Whenever "Crew" appears in a line, please copy that line from the data.
[SUPPLIED RECORDS — start]
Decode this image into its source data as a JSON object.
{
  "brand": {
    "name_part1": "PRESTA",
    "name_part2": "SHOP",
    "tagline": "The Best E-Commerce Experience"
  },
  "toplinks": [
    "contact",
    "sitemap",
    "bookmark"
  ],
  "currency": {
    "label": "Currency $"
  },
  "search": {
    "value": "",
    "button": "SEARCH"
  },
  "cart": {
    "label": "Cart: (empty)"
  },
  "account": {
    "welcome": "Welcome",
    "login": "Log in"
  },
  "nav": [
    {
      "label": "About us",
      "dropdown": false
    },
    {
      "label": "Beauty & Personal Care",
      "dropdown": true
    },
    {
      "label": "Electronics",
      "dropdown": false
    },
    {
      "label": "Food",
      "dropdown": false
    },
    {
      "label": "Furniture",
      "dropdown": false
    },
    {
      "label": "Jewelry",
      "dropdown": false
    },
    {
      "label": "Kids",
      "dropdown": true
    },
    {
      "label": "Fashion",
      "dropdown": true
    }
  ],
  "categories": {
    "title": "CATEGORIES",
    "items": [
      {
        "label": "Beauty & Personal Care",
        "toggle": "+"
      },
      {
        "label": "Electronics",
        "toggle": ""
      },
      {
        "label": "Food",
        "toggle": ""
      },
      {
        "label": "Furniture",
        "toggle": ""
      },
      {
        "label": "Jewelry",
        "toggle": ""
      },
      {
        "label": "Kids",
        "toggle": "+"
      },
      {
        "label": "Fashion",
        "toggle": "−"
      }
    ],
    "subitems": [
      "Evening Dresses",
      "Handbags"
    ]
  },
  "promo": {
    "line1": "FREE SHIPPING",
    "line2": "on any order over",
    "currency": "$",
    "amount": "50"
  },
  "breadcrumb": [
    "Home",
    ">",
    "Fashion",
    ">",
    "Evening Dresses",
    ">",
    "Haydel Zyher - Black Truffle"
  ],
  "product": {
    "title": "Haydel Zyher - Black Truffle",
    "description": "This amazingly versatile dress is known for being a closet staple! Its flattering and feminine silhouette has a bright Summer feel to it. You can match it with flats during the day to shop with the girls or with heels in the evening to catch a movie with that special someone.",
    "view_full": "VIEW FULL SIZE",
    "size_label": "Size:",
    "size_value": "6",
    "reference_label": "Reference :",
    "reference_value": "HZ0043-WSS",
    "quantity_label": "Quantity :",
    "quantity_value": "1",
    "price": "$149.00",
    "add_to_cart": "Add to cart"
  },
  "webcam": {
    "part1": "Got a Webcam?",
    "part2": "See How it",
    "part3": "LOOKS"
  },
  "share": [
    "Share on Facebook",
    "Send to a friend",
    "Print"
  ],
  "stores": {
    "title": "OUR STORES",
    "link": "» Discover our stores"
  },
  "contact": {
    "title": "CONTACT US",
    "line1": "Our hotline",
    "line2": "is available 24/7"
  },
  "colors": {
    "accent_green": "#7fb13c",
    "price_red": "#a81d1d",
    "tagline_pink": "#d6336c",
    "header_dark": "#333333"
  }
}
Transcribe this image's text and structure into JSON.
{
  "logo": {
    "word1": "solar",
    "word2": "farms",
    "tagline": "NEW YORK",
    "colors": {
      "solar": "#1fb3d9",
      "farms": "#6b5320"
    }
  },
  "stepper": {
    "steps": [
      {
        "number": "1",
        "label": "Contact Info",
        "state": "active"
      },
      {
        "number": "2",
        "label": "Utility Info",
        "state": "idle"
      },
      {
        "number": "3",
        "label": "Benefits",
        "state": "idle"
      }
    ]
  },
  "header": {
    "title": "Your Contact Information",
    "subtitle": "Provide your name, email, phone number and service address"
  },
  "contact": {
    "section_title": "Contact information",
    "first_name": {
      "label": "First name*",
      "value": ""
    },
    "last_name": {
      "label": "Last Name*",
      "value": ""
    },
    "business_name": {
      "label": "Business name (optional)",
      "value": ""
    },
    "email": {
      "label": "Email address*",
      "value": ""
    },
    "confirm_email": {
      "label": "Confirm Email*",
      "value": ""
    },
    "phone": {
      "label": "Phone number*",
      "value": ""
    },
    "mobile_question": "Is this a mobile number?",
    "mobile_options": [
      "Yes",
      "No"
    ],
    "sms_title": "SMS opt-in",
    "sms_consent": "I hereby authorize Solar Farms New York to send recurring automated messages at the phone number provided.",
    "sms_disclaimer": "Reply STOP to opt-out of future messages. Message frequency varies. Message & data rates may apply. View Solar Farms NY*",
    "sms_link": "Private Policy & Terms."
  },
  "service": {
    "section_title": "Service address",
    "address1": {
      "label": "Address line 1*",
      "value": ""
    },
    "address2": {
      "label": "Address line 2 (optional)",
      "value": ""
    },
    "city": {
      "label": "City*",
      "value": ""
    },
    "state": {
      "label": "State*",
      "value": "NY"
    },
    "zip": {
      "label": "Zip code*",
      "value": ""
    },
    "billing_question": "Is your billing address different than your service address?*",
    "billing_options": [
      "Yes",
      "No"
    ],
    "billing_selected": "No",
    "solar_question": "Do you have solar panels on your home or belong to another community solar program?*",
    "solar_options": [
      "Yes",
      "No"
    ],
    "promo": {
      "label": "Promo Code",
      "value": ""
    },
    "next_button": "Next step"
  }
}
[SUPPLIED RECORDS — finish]
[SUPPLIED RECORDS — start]
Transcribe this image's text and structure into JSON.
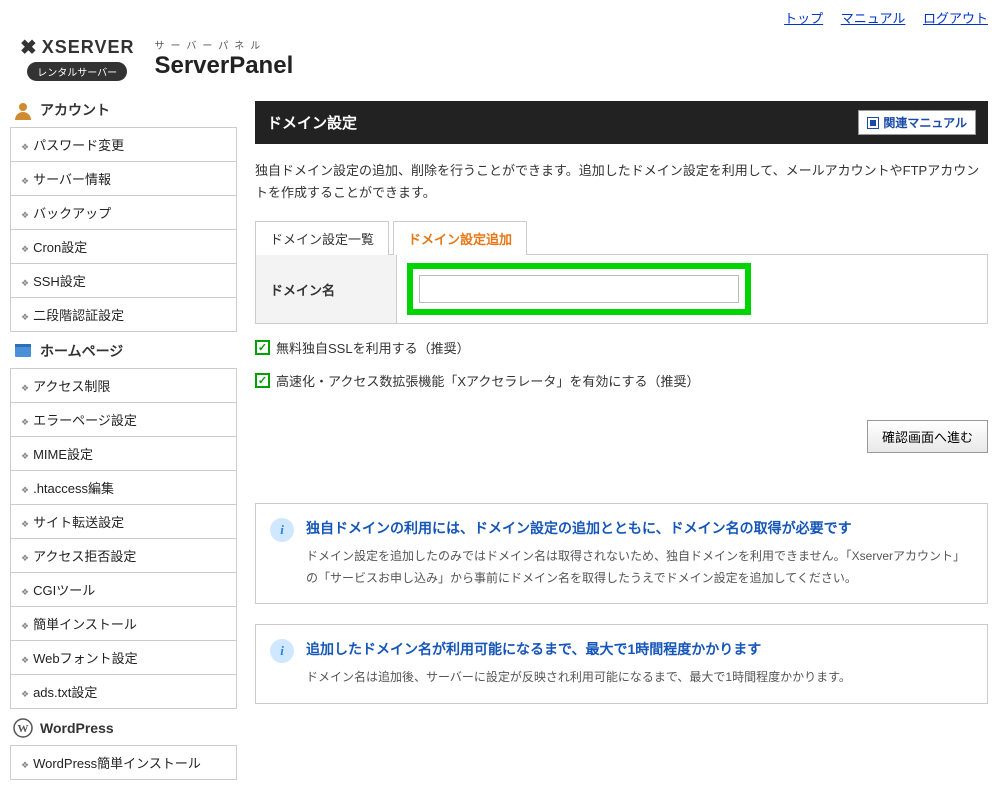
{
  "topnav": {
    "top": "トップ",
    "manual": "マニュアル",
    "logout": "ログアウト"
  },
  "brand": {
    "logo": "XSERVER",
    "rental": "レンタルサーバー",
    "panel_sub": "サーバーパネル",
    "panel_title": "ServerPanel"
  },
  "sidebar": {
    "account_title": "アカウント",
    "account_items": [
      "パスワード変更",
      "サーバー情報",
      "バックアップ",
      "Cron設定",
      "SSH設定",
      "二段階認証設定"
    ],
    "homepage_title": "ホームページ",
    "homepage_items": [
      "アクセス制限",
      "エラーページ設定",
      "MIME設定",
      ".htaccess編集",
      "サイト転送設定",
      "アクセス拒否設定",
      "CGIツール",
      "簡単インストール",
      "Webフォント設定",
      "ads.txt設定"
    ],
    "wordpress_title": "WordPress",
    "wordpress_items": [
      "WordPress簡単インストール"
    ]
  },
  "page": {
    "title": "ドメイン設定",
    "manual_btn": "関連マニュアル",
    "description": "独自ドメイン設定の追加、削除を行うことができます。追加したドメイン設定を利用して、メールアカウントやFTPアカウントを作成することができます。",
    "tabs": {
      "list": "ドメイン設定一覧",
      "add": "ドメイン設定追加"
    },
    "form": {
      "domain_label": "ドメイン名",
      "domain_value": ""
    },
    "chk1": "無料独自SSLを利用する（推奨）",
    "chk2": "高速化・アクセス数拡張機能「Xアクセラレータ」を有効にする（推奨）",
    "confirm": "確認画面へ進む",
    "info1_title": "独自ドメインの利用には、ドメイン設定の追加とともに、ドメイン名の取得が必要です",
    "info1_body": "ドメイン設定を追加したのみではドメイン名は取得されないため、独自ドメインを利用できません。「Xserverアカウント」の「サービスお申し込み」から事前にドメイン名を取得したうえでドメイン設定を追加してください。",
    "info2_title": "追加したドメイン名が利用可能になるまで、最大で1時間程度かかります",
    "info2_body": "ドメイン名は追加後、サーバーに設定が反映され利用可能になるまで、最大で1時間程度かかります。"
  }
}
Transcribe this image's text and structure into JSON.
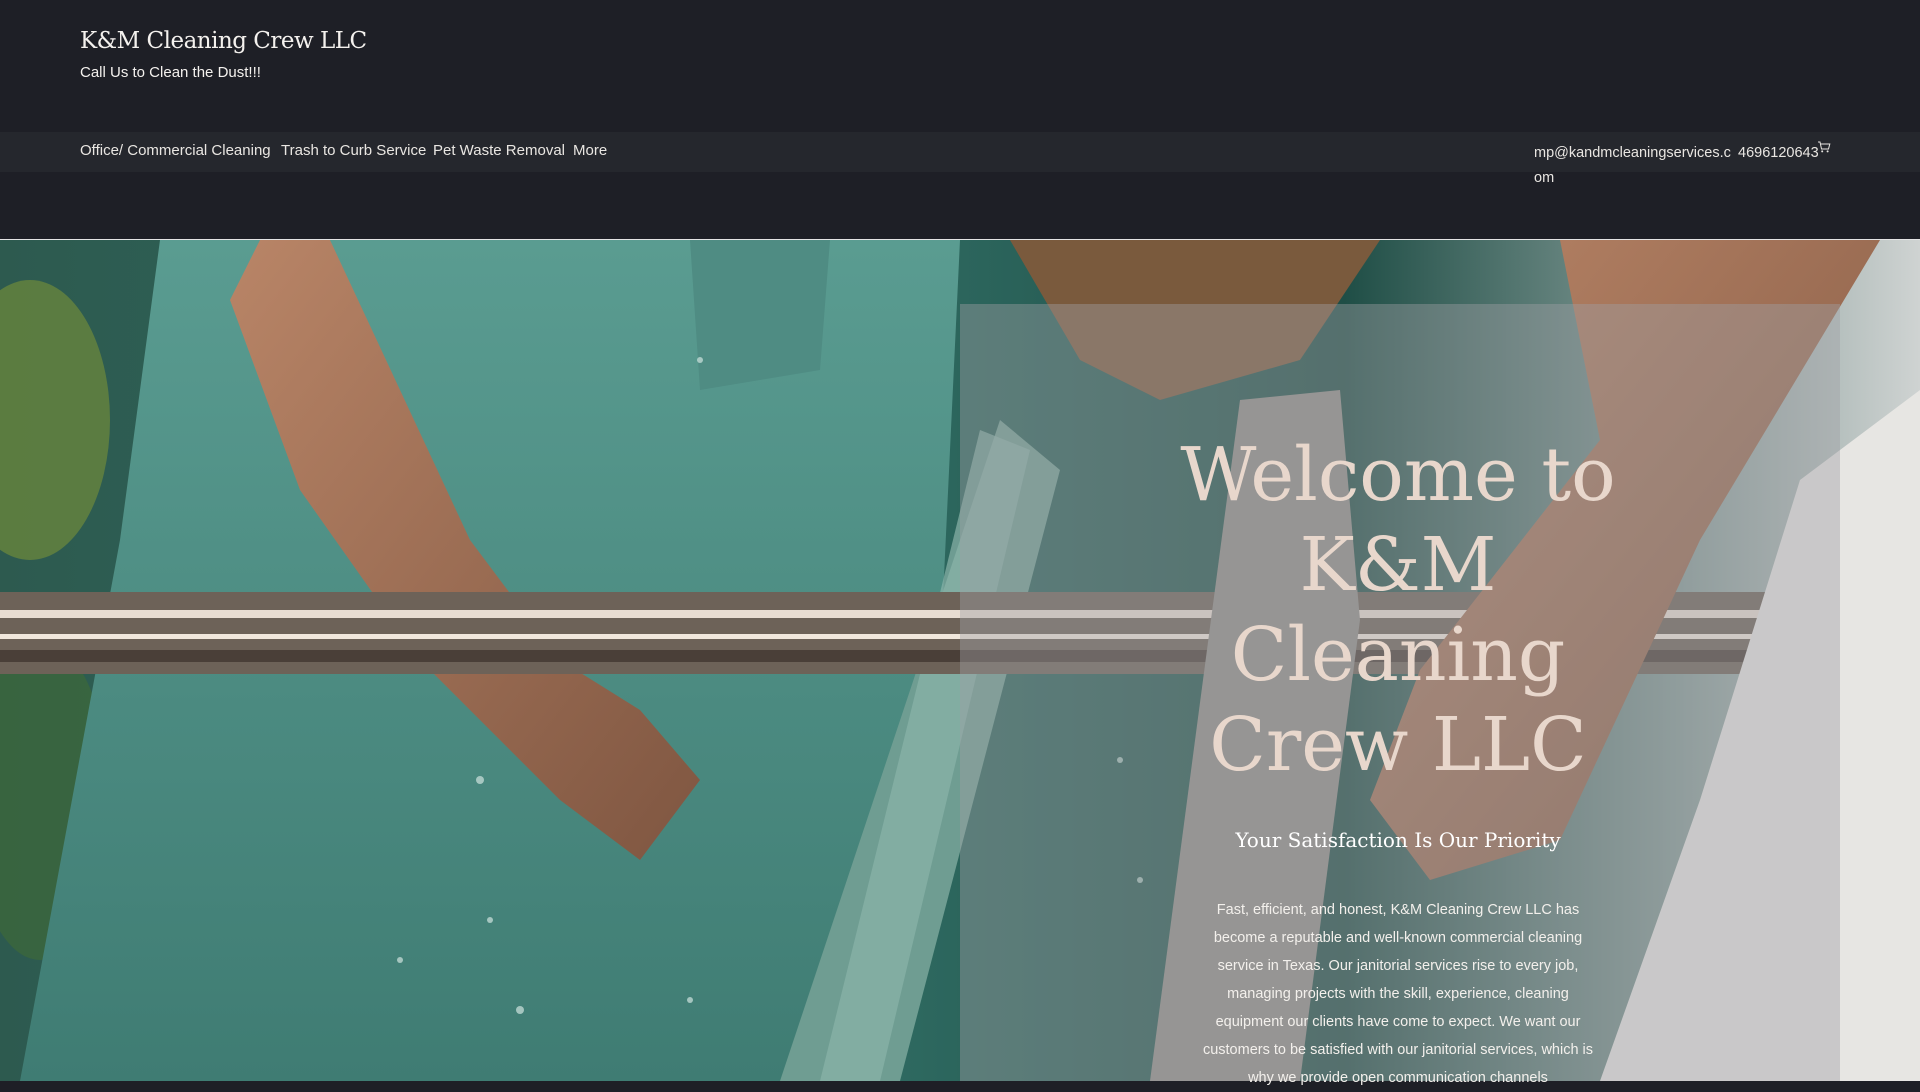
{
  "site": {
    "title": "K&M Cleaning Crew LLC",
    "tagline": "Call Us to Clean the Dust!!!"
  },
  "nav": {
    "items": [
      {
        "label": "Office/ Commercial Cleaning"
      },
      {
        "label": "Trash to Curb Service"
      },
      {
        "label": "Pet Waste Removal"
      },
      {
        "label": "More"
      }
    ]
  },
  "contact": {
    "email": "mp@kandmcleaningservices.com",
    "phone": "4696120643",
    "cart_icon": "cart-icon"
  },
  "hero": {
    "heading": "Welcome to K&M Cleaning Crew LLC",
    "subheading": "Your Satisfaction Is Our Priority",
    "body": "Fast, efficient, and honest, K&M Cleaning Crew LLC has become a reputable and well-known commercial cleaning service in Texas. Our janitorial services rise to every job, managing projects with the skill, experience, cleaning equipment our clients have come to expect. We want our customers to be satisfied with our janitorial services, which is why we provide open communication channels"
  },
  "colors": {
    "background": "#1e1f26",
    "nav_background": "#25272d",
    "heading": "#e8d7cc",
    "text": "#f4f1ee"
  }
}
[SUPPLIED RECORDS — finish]
§ **RESPONSE AREA**
    "title": "K&M Cleaning Crew LLC",
    "heading": "Welcome to K&M Cleaning Crew LLC",
    "body": "Fast, efficient, and honest, K&M Cleaning Crew LLC has become a reputable and well-known commercial cleaning service in Texas. Our janitorial services rise to every job, managing projects with the skill, experience, cleaning equipment our clients have come to expect. We want our customers to be satisfied with our janitorial services, which is why we provide open communication channels"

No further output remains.